So I say start, have a very manageable kind of steps that you can actually take to make what you want happen. Because sitting around and talking about it is valuable, because you're cultivating the idea. You're finding it. But you have to do it. You have to put it into action. It has to be important to you. If there is fear that's getting in the way, this is the thing I'm kind of exploring right now in my courses. Because I created my courses every month, has a different theme. It's like that fear that gets us.
I talked about this fear in a blog post I created here Beat the 4 Irrational Fears When Creating an Online Course.
One of the best ways to take the first step is to set deadlines. Maybe it’s 1 module per week. Maybe is an outline one week and all the video content in two weekends. Whatever it is, don’t let fear hold you back.
“...ultimately the biggest fear lies within us. You've got to confront that. Just got to come, move through it. You got to do it. You just have to do it. If what you're doing is truly something that it's been so true to you, you got to express it. You have to do it. It's like your gift and not doing it is actually just not okay. It's so simple,” Carrie-Anne said.
If Carrie can do it, you can do it
While we are all afraid to put ourselves out there, or as Pat Flynn of Smart Passive Income says,“ A lot of people have ideas, but they don't want to execute because they're not sure whether or not that thing that they are going to be working on is actually worth that time and effort.
And those what-ifs, which are initially 'What if this works', 'What if this is the one', those end up turning into 'What if I fail', 'What if I let my family down' and 'What if it was all for nothing.' And they don't do anything - they are much more comfortable being complacent with where they are than potentially failing.”
Everyone feels like they’re putting their reputation on the line (something that Ramit Sethi talks about here), but for an actress like Carrie-Anne the stakes are undoubtedly higher, but that didn’t for a second stop her.
“I'm an actress. People see me in a certain way. I'm very private. It was like, literally, that moment when you publish your website or whatever...I was like, “I don't think I can do it. I can't do it. I'm too afraid.” [My friend] was like, “Well, what are you afraid of?” I said, “What people will think of me. People will judge me and think, ‘Who does she think she is?’ All of the voices.”
She said to me, “Where are you right now?” I said, “I'm in my kitchen.” She goes, “Imagine the people you imagine would make fun of you sitting at your kitchen table. See them.” I said, “Okay. I saw a couple of people that I thought making fun of me.” And she goes, “Do you really care what they think of you?” I was like, “No.” Who cares? Who cares?
People are rooting for you, people are rooting after you. And that's what you have to believe.”

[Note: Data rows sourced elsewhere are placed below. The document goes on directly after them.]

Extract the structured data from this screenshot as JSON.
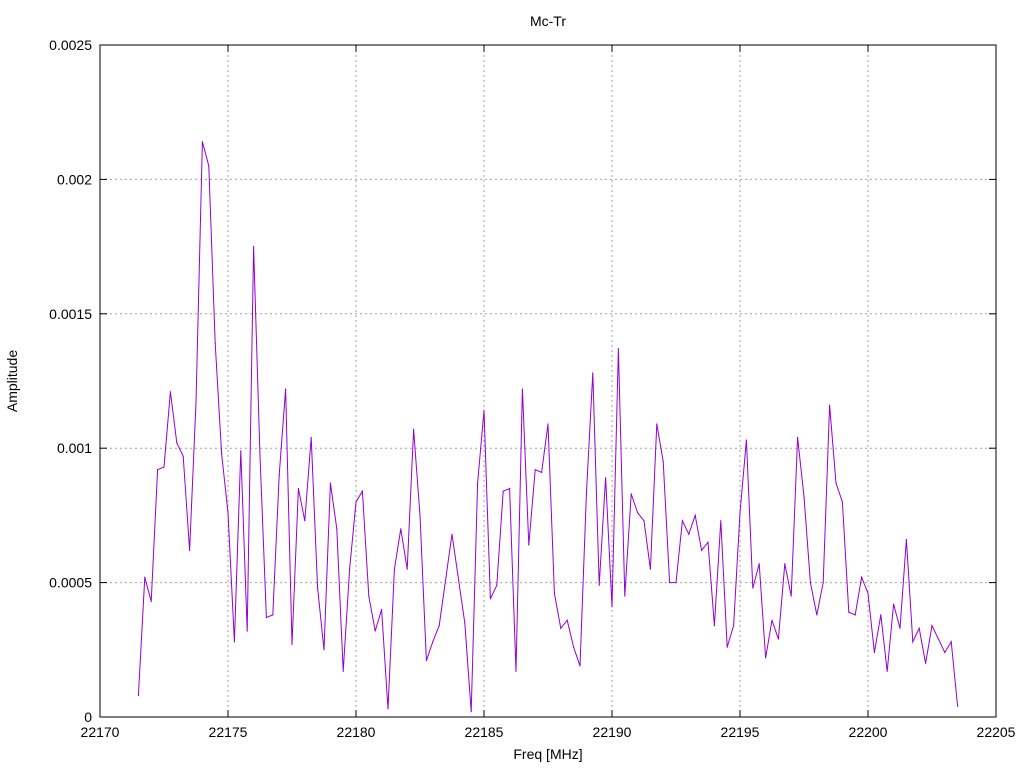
{
  "chart_data": {
    "type": "line",
    "title": "Mc-Tr",
    "xlabel": "Freq [MHz]",
    "ylabel": "Amplitude",
    "xlim": [
      22170,
      22205
    ],
    "ylim": [
      0,
      0.0025
    ],
    "xticks": [
      "22170",
      "22175",
      "22180",
      "22185",
      "22190",
      "22195",
      "22200",
      "22205"
    ],
    "yticks": [
      "0",
      "0.0005",
      "0.001",
      "0.0015",
      "0.002",
      "0.0025"
    ],
    "grid": true,
    "legend": "none",
    "series": [
      {
        "color": "#9400d3",
        "points": [
          [
            22171.5,
            8e-05
          ],
          [
            22171.75,
            0.00052
          ],
          [
            22172.0,
            0.00043
          ],
          [
            22172.25,
            0.00092
          ],
          [
            22172.5,
            0.00093
          ],
          [
            22172.75,
            0.00121
          ],
          [
            22173.0,
            0.00102
          ],
          [
            22173.25,
            0.00097
          ],
          [
            22173.5,
            0.00062
          ],
          [
            22173.75,
            0.00117
          ],
          [
            22174.0,
            0.00214
          ],
          [
            22174.25,
            0.00205
          ],
          [
            22174.5,
            0.00139
          ],
          [
            22174.75,
            0.00098
          ],
          [
            22175.0,
            0.00076
          ],
          [
            22175.25,
            0.00028
          ],
          [
            22175.5,
            0.00099
          ],
          [
            22175.75,
            0.00032
          ],
          [
            22176.0,
            0.00175
          ],
          [
            22176.25,
            0.00097
          ],
          [
            22176.5,
            0.00037
          ],
          [
            22176.75,
            0.00038
          ],
          [
            22177.0,
            0.0009
          ],
          [
            22177.25,
            0.00122
          ],
          [
            22177.5,
            0.00027
          ],
          [
            22177.75,
            0.00085
          ],
          [
            22178.0,
            0.00073
          ],
          [
            22178.25,
            0.00104
          ],
          [
            22178.5,
            0.00048
          ],
          [
            22178.75,
            0.00025
          ],
          [
            22179.0,
            0.00087
          ],
          [
            22179.25,
            0.0007
          ],
          [
            22179.5,
            0.00017
          ],
          [
            22179.75,
            0.00055
          ],
          [
            22180.0,
            0.0008
          ],
          [
            22180.25,
            0.00084
          ],
          [
            22180.5,
            0.00045
          ],
          [
            22180.75,
            0.00032
          ],
          [
            22181.0,
            0.0004
          ],
          [
            22181.25,
            3e-05
          ],
          [
            22181.5,
            0.00055
          ],
          [
            22181.75,
            0.0007
          ],
          [
            22182.0,
            0.00055
          ],
          [
            22182.25,
            0.00107
          ],
          [
            22182.5,
            0.00075
          ],
          [
            22182.75,
            0.00021
          ],
          [
            22183.0,
            0.00028
          ],
          [
            22183.25,
            0.00034
          ],
          [
            22183.75,
            0.00068
          ],
          [
            22184.25,
            0.00035
          ],
          [
            22184.5,
            2e-05
          ],
          [
            22184.75,
            0.00087
          ],
          [
            22185.0,
            0.00114
          ],
          [
            22185.25,
            0.00044
          ],
          [
            22185.5,
            0.00049
          ],
          [
            22185.75,
            0.00084
          ],
          [
            22186.0,
            0.00085
          ],
          [
            22186.25,
            0.00017
          ],
          [
            22186.5,
            0.00122
          ],
          [
            22186.75,
            0.00064
          ],
          [
            22187.0,
            0.00092
          ],
          [
            22187.25,
            0.00091
          ],
          [
            22187.5,
            0.00109
          ],
          [
            22187.75,
            0.00046
          ],
          [
            22188.0,
            0.00033
          ],
          [
            22188.25,
            0.00036
          ],
          [
            22188.5,
            0.00026
          ],
          [
            22188.75,
            0.00019
          ],
          [
            22189.0,
            0.00083
          ],
          [
            22189.25,
            0.00128
          ],
          [
            22189.5,
            0.00049
          ],
          [
            22189.75,
            0.00089
          ],
          [
            22190.0,
            0.00041
          ],
          [
            22190.25,
            0.00137
          ],
          [
            22190.5,
            0.00045
          ],
          [
            22190.75,
            0.00083
          ],
          [
            22191.0,
            0.00076
          ],
          [
            22191.25,
            0.00073
          ],
          [
            22191.5,
            0.00055
          ],
          [
            22191.75,
            0.00109
          ],
          [
            22192.0,
            0.00095
          ],
          [
            22192.25,
            0.0005
          ],
          [
            22192.5,
            0.0005
          ],
          [
            22192.75,
            0.00073
          ],
          [
            22193.0,
            0.00068
          ],
          [
            22193.25,
            0.00075
          ],
          [
            22193.5,
            0.00062
          ],
          [
            22193.75,
            0.00065
          ],
          [
            22194.0,
            0.00034
          ],
          [
            22194.25,
            0.00073
          ],
          [
            22194.5,
            0.00026
          ],
          [
            22194.75,
            0.00034
          ],
          [
            22195.0,
            0.00076
          ],
          [
            22195.25,
            0.00103
          ],
          [
            22195.5,
            0.00048
          ],
          [
            22195.75,
            0.00057
          ],
          [
            22196.0,
            0.00022
          ],
          [
            22196.25,
            0.00036
          ],
          [
            22196.5,
            0.00029
          ],
          [
            22196.75,
            0.00057
          ],
          [
            22197.0,
            0.00045
          ],
          [
            22197.25,
            0.00104
          ],
          [
            22197.5,
            0.00082
          ],
          [
            22197.75,
            0.0005
          ],
          [
            22198.0,
            0.00038
          ],
          [
            22198.25,
            0.0005
          ],
          [
            22198.5,
            0.00116
          ],
          [
            22198.75,
            0.00087
          ],
          [
            22199.0,
            0.0008
          ],
          [
            22199.25,
            0.00039
          ],
          [
            22199.5,
            0.00038
          ],
          [
            22199.75,
            0.00052
          ],
          [
            22200.0,
            0.00046
          ],
          [
            22200.25,
            0.00024
          ],
          [
            22200.5,
            0.00038
          ],
          [
            22200.75,
            0.00017
          ],
          [
            22201.0,
            0.00042
          ],
          [
            22201.25,
            0.00033
          ],
          [
            22201.5,
            0.00066
          ],
          [
            22201.75,
            0.00028
          ],
          [
            22202.0,
            0.00033
          ],
          [
            22202.25,
            0.0002
          ],
          [
            22202.5,
            0.00034
          ],
          [
            22202.75,
            0.00029
          ],
          [
            22203.0,
            0.00024
          ],
          [
            22203.25,
            0.00028
          ],
          [
            22203.5,
            4e-05
          ]
        ]
      }
    ]
  }
}
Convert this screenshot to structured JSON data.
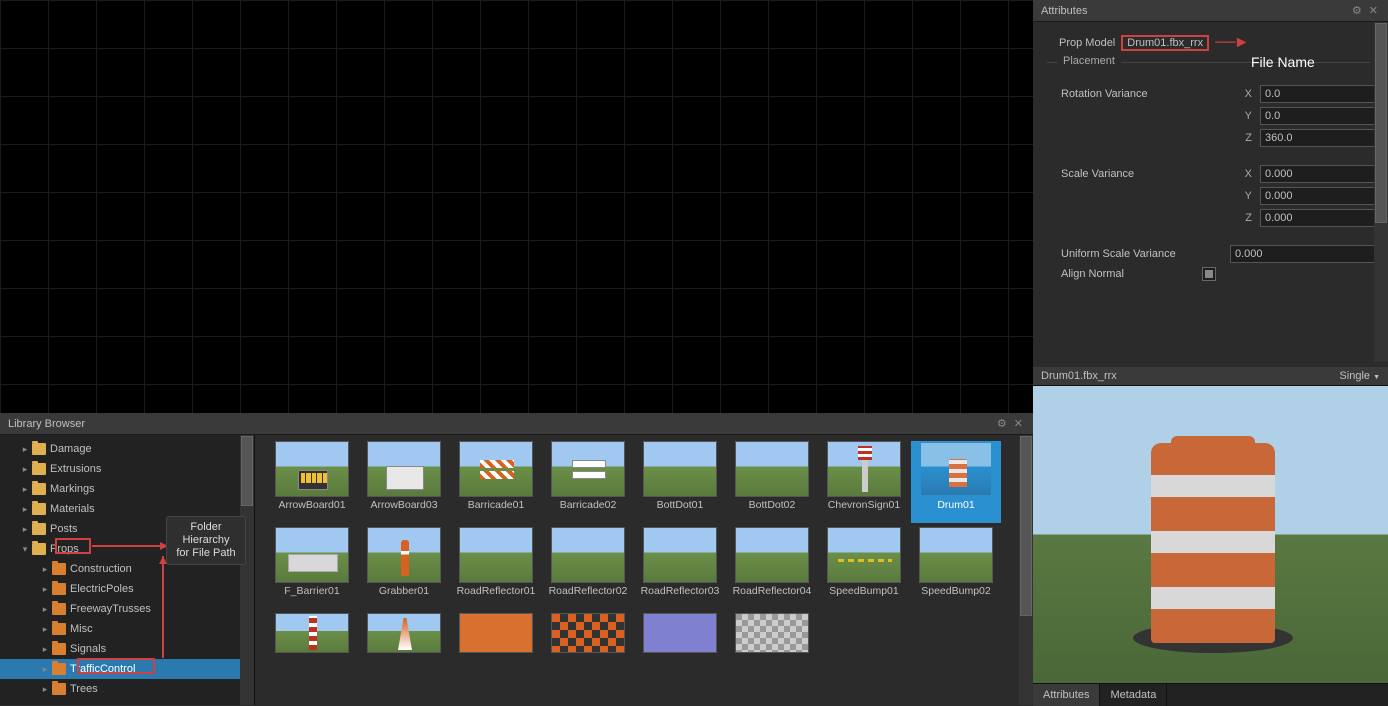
{
  "viewport": {},
  "library": {
    "title": "Library Browser",
    "tree": [
      {
        "label": "Damage",
        "depth": 1
      },
      {
        "label": "Extrusions",
        "depth": 1
      },
      {
        "label": "Markings",
        "depth": 1
      },
      {
        "label": "Materials",
        "depth": 1
      },
      {
        "label": "Posts",
        "depth": 1
      },
      {
        "label": "Props",
        "depth": 1,
        "expanded": true,
        "highlight": true
      },
      {
        "label": "Construction",
        "depth": 2
      },
      {
        "label": "ElectricPoles",
        "depth": 2
      },
      {
        "label": "FreewayTrusses",
        "depth": 2
      },
      {
        "label": "Misc",
        "depth": 2
      },
      {
        "label": "Signals",
        "depth": 2
      },
      {
        "label": "TrafficControl",
        "depth": 2,
        "selected": true,
        "highlight": true
      },
      {
        "label": "Trees",
        "depth": 2
      }
    ],
    "thumbs": [
      {
        "label": "ArrowBoard01"
      },
      {
        "label": "ArrowBoard03"
      },
      {
        "label": "Barricade01"
      },
      {
        "label": "Barricade02"
      },
      {
        "label": "BottDot01"
      },
      {
        "label": "BottDot02"
      },
      {
        "label": "ChevronSign01"
      },
      {
        "label": "Drum01",
        "selected": true
      },
      {
        "label": "F_Barrier01"
      },
      {
        "label": "Grabber01"
      },
      {
        "label": "RoadReflector01"
      },
      {
        "label": "RoadReflector02"
      },
      {
        "label": "RoadReflector03"
      },
      {
        "label": "RoadReflector04"
      },
      {
        "label": "SpeedBump01"
      },
      {
        "label": "SpeedBump02"
      },
      {
        "label": ""
      },
      {
        "label": ""
      },
      {
        "label": ""
      },
      {
        "label": ""
      },
      {
        "label": ""
      },
      {
        "label": ""
      }
    ]
  },
  "attributes": {
    "title": "Attributes",
    "prop_model_label": "Prop Model",
    "prop_model_value": "Drum01.fbx_rrx",
    "file_name_label": "File Name",
    "placement_label": "Placement",
    "rotation_variance_label": "Rotation Variance",
    "rotation_variance": {
      "x": "0.0",
      "y": "0.0",
      "z": "360.0"
    },
    "scale_variance_label": "Scale Variance",
    "scale_variance": {
      "x": "0.000",
      "y": "0.000",
      "z": "0.000"
    },
    "uniform_scale_label": "Uniform Scale Variance",
    "uniform_scale_value": "0.000",
    "align_normal_label": "Align Normal",
    "axes": {
      "x": "X",
      "y": "Y",
      "z": "Z"
    }
  },
  "preview": {
    "title": "Drum01.fbx_rrx",
    "mode": "Single",
    "tabs": {
      "attributes": "Attributes",
      "metadata": "Metadata"
    }
  },
  "annotations": {
    "folder_hierarchy": "Folder\nHierarchy for\nFile Path"
  }
}
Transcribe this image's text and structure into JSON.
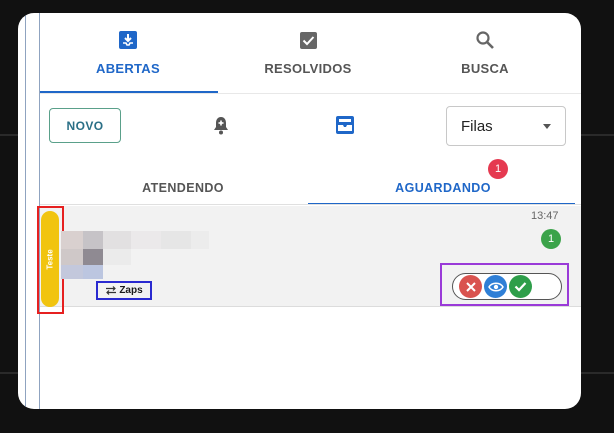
{
  "tabs": [
    {
      "label": "ABERTAS",
      "icon": "inbox-download-icon",
      "active": true
    },
    {
      "label": "RESOLVIDOS",
      "icon": "checkbox-checked-icon",
      "active": false
    },
    {
      "label": "BUSCA",
      "icon": "search-icon",
      "active": false
    }
  ],
  "toolbar": {
    "new_label": "NOVO",
    "bell_icon": "bell-icon",
    "inbox_icon": "inbox-tray-icon",
    "queue_select_value": "Filas"
  },
  "subtabs": [
    {
      "label": "ATENDENDO",
      "active": false
    },
    {
      "label": "AGUARDANDO",
      "active": true,
      "badge": "1"
    }
  ],
  "ticket": {
    "tag": "Teste",
    "time": "13:47",
    "unread": "1",
    "queue": "Zaps",
    "actions": [
      "close-icon",
      "view-eye-icon",
      "accept-check-icon"
    ]
  },
  "colors": {
    "accent": "#1f67c8",
    "tag": "#f1c40f",
    "badge_red": "#e53950",
    "unread_green": "#3ba34a",
    "action_close": "#d9534f",
    "action_view": "#2f7fd6",
    "action_accept": "#2e9e4a"
  }
}
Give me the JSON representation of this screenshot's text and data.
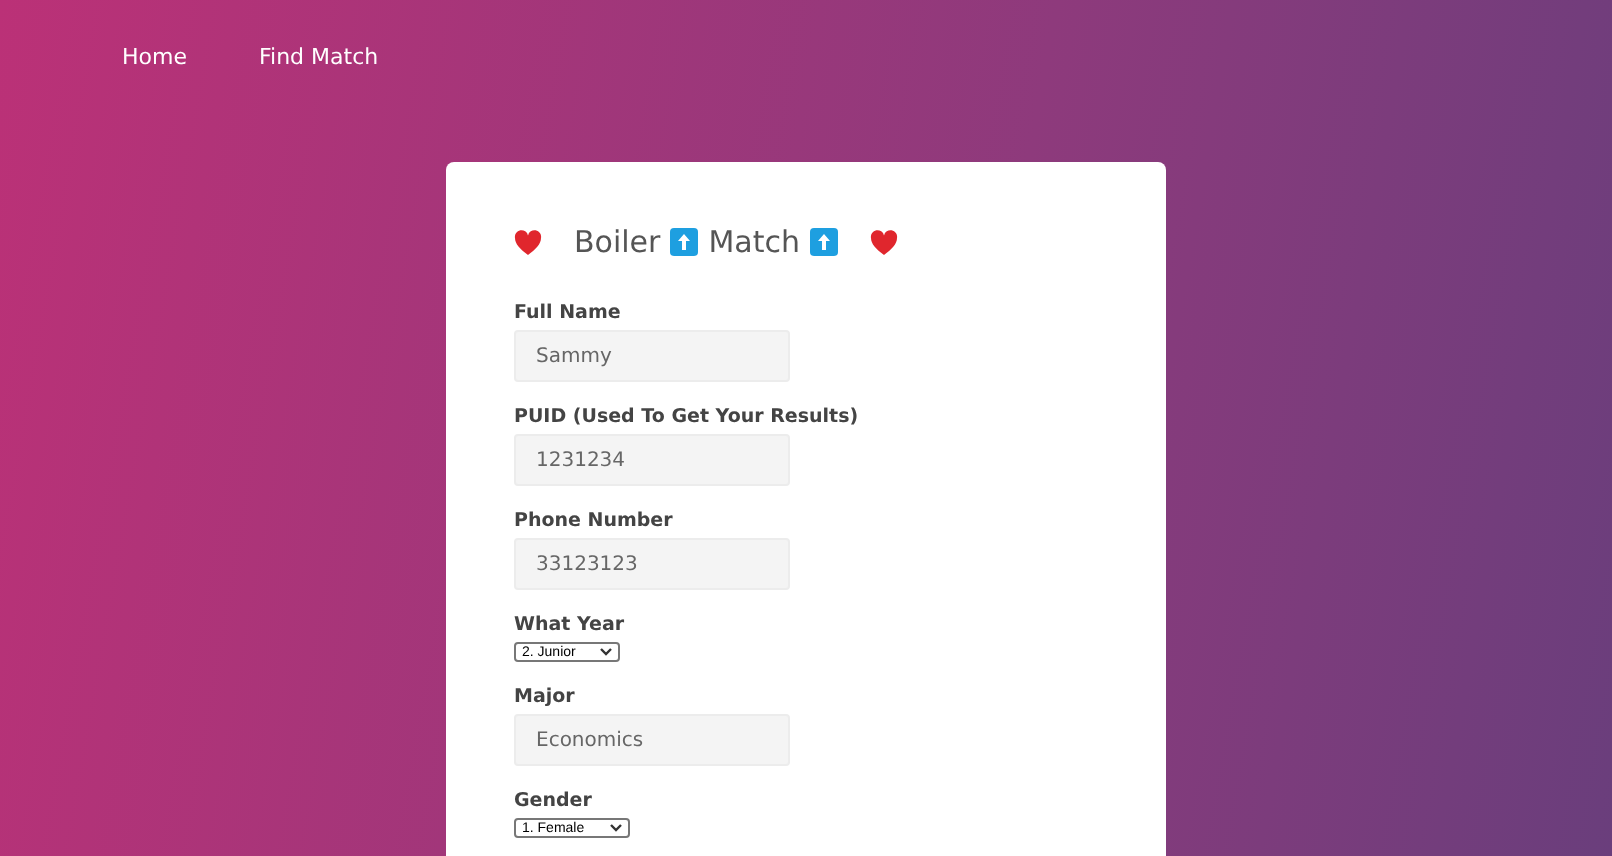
{
  "nav": [
    {
      "label": "Home"
    },
    {
      "label": "Find Match"
    }
  ],
  "form": {
    "title": [
      "Boiler",
      "Match"
    ],
    "fields": [
      {
        "kind": "text",
        "label": "Full Name",
        "value": "Sammy"
      },
      {
        "kind": "text",
        "label": "PUID (Used To Get Your Results)",
        "value": "1231234"
      },
      {
        "kind": "text",
        "label": "Phone Number",
        "value": "33123123"
      },
      {
        "kind": "select",
        "label": "What Year",
        "value": "2. Junior"
      },
      {
        "kind": "text",
        "label": "Major",
        "value": "Economics"
      },
      {
        "kind": "select",
        "label": "Gender",
        "value": "1. Female"
      }
    ]
  }
}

And it’s true. When I interviewed Jon Haws of NRSNG he described this same fear - a fear so lingering that he compiled a list of compliments from students so when the “bad ones came” he’d have something to lean on, but the complaints never came and Jon has continue to build his course into a school into a business.
“I didn't know that I would eventually be making videos with my laptop, no lighting, no hair and makeup, no editing, just like display, just me,” Carrie-Anne said. “I would have never in a million years would have imagined that it would go down like that. That I could feel that comfortable creating what I'm creating. But at first, the blog felt a little arm's length. I think the information was still the writing was all there and all of that. But slowly it became, “Okay. Am I really willing to put myself out there and to share authentically and from a truth?”
What do you think? Are you inspired? I know I was. What kind words do you have for future course creators?